# Task statement:
Please copy all of the data that follows exactly, leaving any pictures out.

# Dataset excerpts:

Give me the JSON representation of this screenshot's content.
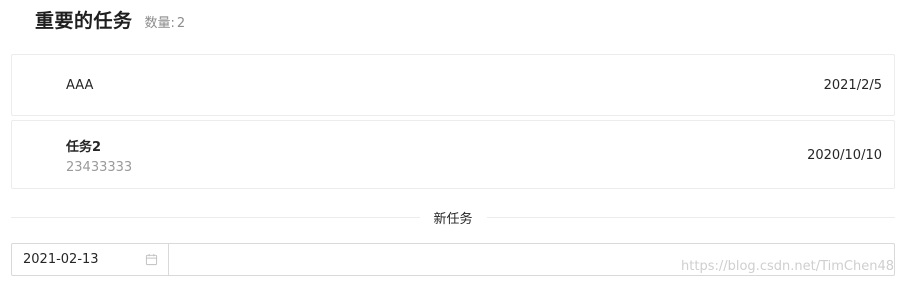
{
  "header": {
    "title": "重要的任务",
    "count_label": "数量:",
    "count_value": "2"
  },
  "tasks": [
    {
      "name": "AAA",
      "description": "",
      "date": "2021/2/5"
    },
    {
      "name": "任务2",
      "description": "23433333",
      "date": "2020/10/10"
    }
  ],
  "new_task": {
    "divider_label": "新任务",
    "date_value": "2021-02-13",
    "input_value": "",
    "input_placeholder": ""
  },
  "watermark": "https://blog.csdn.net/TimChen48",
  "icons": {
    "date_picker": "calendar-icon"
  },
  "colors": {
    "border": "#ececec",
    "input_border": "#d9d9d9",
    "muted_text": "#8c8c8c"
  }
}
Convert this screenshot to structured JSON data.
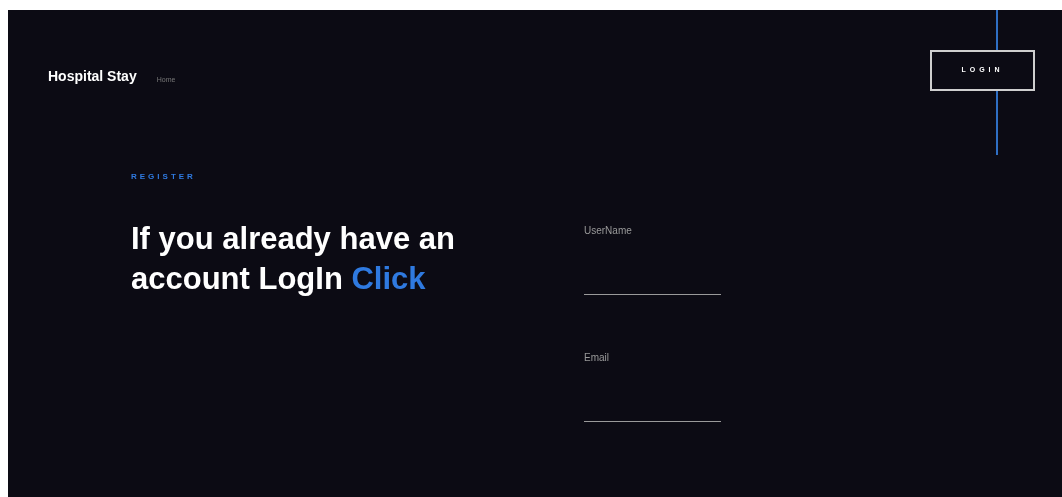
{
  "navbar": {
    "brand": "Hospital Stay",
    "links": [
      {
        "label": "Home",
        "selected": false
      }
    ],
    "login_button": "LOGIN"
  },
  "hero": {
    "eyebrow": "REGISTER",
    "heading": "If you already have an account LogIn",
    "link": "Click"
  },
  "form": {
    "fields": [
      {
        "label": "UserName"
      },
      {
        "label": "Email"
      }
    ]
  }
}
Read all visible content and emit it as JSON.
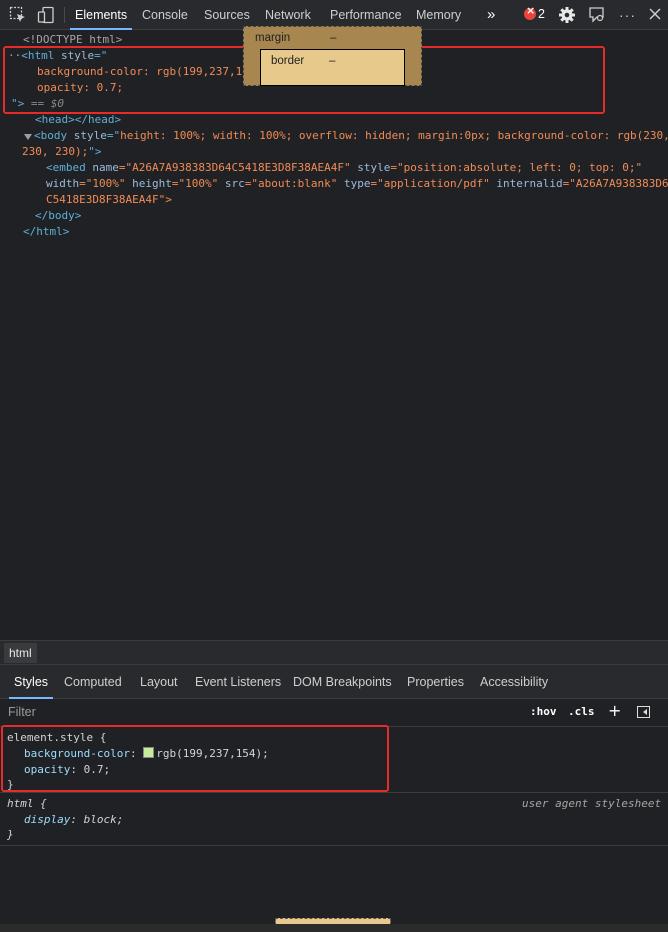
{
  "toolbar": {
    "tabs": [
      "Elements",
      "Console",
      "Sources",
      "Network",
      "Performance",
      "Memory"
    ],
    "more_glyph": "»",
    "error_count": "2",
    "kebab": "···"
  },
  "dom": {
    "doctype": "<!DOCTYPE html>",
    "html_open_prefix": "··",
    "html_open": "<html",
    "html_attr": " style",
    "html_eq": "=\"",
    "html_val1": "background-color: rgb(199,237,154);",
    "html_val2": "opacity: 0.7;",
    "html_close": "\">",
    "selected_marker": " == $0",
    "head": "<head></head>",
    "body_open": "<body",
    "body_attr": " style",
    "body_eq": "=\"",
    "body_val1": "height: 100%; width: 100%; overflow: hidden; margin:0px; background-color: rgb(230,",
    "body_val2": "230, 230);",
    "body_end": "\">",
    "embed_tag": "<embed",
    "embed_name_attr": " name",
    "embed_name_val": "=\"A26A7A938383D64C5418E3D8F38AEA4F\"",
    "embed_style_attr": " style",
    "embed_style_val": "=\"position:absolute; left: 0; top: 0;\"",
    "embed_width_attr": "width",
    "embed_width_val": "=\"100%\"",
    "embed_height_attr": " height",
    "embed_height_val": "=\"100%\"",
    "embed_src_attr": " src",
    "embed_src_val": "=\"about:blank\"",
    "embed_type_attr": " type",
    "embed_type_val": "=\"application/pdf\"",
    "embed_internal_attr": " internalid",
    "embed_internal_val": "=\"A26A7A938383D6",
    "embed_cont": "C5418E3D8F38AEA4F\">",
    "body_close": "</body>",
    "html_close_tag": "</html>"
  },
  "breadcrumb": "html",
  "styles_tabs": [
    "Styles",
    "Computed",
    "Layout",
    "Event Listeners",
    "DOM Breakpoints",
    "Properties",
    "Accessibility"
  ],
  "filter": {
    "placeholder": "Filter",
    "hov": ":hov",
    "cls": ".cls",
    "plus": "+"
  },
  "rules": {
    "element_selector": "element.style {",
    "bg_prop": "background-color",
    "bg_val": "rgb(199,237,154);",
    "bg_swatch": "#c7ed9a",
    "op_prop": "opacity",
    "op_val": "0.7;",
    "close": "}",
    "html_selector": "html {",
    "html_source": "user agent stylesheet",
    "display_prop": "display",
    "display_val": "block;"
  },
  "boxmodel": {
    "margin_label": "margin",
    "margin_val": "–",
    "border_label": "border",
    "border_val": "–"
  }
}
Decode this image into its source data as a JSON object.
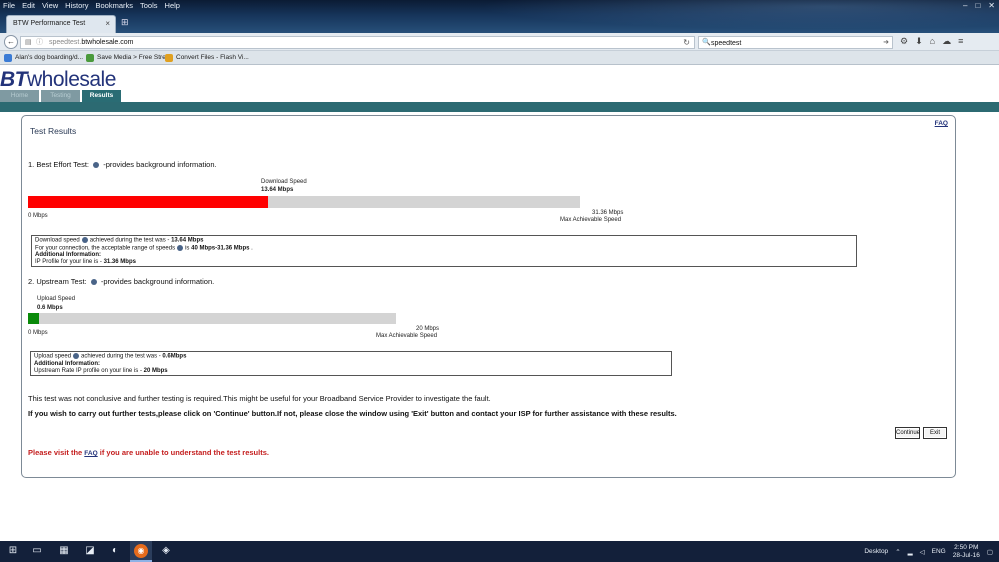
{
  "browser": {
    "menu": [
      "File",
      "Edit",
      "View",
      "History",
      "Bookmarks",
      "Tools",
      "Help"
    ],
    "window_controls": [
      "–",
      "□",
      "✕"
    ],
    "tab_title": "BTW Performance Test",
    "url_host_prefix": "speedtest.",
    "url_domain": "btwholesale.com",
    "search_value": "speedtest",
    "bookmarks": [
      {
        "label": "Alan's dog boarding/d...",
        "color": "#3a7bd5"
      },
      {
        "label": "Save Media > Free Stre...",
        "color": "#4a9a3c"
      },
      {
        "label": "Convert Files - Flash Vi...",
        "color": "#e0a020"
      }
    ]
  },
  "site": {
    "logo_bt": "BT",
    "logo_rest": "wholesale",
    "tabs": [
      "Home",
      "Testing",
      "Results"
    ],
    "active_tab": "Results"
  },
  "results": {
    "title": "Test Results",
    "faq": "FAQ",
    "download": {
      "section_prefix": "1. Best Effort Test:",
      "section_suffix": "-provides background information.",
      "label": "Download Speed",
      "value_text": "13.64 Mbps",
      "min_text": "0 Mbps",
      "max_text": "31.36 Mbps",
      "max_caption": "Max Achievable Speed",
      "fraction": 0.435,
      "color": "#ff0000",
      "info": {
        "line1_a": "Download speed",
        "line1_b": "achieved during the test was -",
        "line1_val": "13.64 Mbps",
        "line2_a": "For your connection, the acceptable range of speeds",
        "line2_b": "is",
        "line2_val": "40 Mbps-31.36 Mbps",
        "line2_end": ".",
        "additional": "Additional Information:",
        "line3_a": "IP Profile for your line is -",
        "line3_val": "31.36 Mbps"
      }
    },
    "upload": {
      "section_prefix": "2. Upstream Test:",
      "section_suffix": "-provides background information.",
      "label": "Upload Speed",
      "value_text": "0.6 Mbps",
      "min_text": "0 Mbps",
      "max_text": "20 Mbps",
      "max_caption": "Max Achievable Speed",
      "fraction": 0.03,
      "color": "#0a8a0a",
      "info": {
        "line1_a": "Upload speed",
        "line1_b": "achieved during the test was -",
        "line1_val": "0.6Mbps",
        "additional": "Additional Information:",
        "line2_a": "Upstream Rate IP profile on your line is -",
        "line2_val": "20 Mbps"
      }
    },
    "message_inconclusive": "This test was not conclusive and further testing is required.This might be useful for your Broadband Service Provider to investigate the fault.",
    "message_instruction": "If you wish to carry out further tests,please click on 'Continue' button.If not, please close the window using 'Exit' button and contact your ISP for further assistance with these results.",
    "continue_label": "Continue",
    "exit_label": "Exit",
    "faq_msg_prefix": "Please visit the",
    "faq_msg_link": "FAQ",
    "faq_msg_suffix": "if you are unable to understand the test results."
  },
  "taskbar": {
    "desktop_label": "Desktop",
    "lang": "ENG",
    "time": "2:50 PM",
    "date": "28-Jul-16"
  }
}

# Answer box:
Give me the JSON representation of this screenshot's content.
{
  "header": {
    "title": "重要的任务",
    "count_label": "数量:",
    "count_value": "2"
  },
  "tasks": [
    {
      "name": "AAA",
      "description": "",
      "date": "2021/2/5"
    },
    {
      "name": "任务2",
      "description": "23433333",
      "date": "2020/10/10"
    }
  ],
  "new_task": {
    "divider_label": "新任务",
    "date_value": "2021-02-13",
    "input_value": "",
    "input_placeholder": ""
  },
  "watermark": "https://blog.csdn.net/TimChen48",
  "icons": {
    "date_picker": "calendar-icon"
  },
  "colors": {
    "border": "#ececec",
    "input_border": "#d9d9d9",
    "muted_text": "#8c8c8c"
  }
}
Convert this screenshot to structured JSON data.
{
  "navbar": {
    "brand": "Hospital Stay",
    "links": [
      {
        "label": "Home",
        "selected": false
      }
    ],
    "login_button": "LOGIN"
  },
  "hero": {
    "eyebrow": "REGISTER",
    "heading": "If you already have an account LogIn",
    "link": "Click"
  },
  "form": {
    "fields": [
      {
        "label": "UserName"
      },
      {
        "label": "Email"
      }
    ]
  }
}
Read all visible content and emit it as JSON.
{
  "toolbar": {
    "tabs": [
      "Elements",
      "Console",
      "Sources",
      "Network",
      "Performance",
      "Memory"
    ],
    "more_glyph": "»",
    "error_count": "2",
    "kebab": "···"
  },
  "dom": {
    "doctype": "<!DOCTYPE html>",
    "html_open_prefix": "··",
    "html_open": "<html",
    "html_attr": " style",
    "html_eq": "=\"",
    "html_val1": "background-color: rgb(199,237,154);",
    "html_val2": "opacity: 0.7;",
    "html_close": "\">",
    "selected_marker": " == $0",
    "head": "<head></head>",
    "body_open": "<body",
    "body_attr": " style",
    "body_eq": "=\"",
    "body_val1": "height: 100%; width: 100%; overflow: hidden; margin:0px; background-color: rgb(230,",
    "body_val2": "230, 230);",
    "body_end": "\">",
    "embed_tag": "<embed",
    "embed_name_attr": " name",
    "embed_name_val": "=\"A26A7A938383D64C5418E3D8F38AEA4F\"",
    "embed_style_attr": " style",
    "embed_style_val": "=\"position:absolute; left: 0; top: 0;\"",
    "embed_width_attr": "width",
    "embed_width_val": "=\"100%\"",
    "embed_height_attr": " height",
    "embed_height_val": "=\"100%\"",
    "embed_src_attr": " src",
    "embed_src_val": "=\"about:blank\"",
    "embed_type_attr": " type",
    "embed_type_val": "=\"application/pdf\"",
    "embed_internal_attr": " internalid",
    "embed_internal_val": "=\"A26A7A938383D6",
    "embed_cont": "C5418E3D8F38AEA4F\">",
    "body_close": "</body>",
    "html_close_tag": "</html>"
  },
  "breadcrumb": "html",
  "styles_tabs": [
    "Styles",
    "Computed",
    "Layout",
    "Event Listeners",
    "DOM Breakpoints",
    "Properties",
    "Accessibility"
  ],
  "filter": {
    "placeholder": "Filter",
    "hov": ":hov",
    "cls": ".cls",
    "plus": "+"
  },
  "rules": {
    "element_selector": "element.style {",
    "bg_prop": "background-color",
    "bg_val": "rgb(199,237,154);",
    "bg_swatch": "#c7ed9a",
    "op_prop": "opacity",
    "op_val": "0.7;",
    "close": "}",
    "html_selector": "html {",
    "html_source": "user agent stylesheet",
    "display_prop": "display",
    "display_val": "block;"
  },
  "boxmodel": {
    "margin_label": "margin",
    "margin_val": "–",
    "border_label": "border",
    "border_val": "–"
  }
}
Decode this image into its source data as a JSON object.
{
  "browser": {
    "menu": [
      "File",
      "Edit",
      "View",
      "History",
      "Bookmarks",
      "Tools",
      "Help"
    ],
    "window_controls": [
      "–",
      "□",
      "✕"
    ],
    "tab_title": "BTW Performance Test",
    "url_host_prefix": "speedtest.",
    "url_domain": "btwholesale.com",
    "search_value": "speedtest",
    "bookmarks": [
      {
        "label": "Alan's dog boarding/d...",
        "color": "#3a7bd5"
      },
      {
        "label": "Save Media > Free Stre...",
        "color": "#4a9a3c"
      },
      {
        "label": "Convert Files - Flash Vi...",
        "color": "#e0a020"
      }
    ]
  },
  "site": {
    "logo_bt": "BT",
    "logo_rest": "wholesale",
    "tabs": [
      "Home",
      "Testing",
      "Results"
    ],
    "active_tab": "Results"
  },
  "results": {
    "title": "Test Results",
    "faq": "FAQ",
    "download": {
      "section_prefix": "1. Best Effort Test:",
      "section_suffix": "-provides background information.",
      "label": "Download Speed",
      "value_text": "13.64 Mbps",
      "min_text": "0 Mbps",
      "max_text": "31.36 Mbps",
      "max_caption": "Max Achievable Speed",
      "fraction": 0.435,
      "color": "#ff0000",
      "info": {
        "line1_a": "Download speed",
        "line1_b": "achieved during the test was -",
        "line1_val": "13.64 Mbps",
        "line2_a": "For your connection, the acceptable range of speeds",
        "line2_b": "is",
        "line2_val": "40 Mbps-31.36 Mbps",
        "line2_end": ".",
        "additional": "Additional Information:",
        "line3_a": "IP Profile for your line is -",
        "line3_val": "31.36 Mbps"
      }
    },
    "upload": {
      "section_prefix": "2. Upstream Test:",
      "section_suffix": "-provides background information.",
      "label": "Upload Speed",
      "value_text": "0.6 Mbps",
      "min_text": "0 Mbps",
      "max_text": "20 Mbps",
      "max_caption": "Max Achievable Speed",
      "fraction": 0.03,
      "color": "#0a8a0a",
      "info": {
        "line1_a": "Upload speed",
        "line1_b": "achieved during the test was -",
        "line1_val": "0.6Mbps",
        "additional": "Additional Information:",
        "line2_a": "Upstream Rate IP profile on your line is -",
        "line2_val": "20 Mbps"
      }
    },
    "message_inconclusive": "This test was not conclusive and further testing is required.This might be useful for your Broadband Service Provider to investigate the fault.",
    "message_instruction": "If you wish to carry out further tests,please click on 'Continue' button.If not, please close the window using 'Exit' button and contact your ISP for further assistance with these results.",
    "continue_label": "Continue",
    "exit_label": "Exit",
    "faq_msg_prefix": "Please visit the",
    "faq_msg_link": "FAQ",
    "faq_msg_suffix": "if you are unable to understand the test results."
  },
  "taskbar": {
    "desktop_label": "Desktop",
    "lang": "ENG",
    "time": "2:50 PM",
    "date": "28-Jul-16"
  }
}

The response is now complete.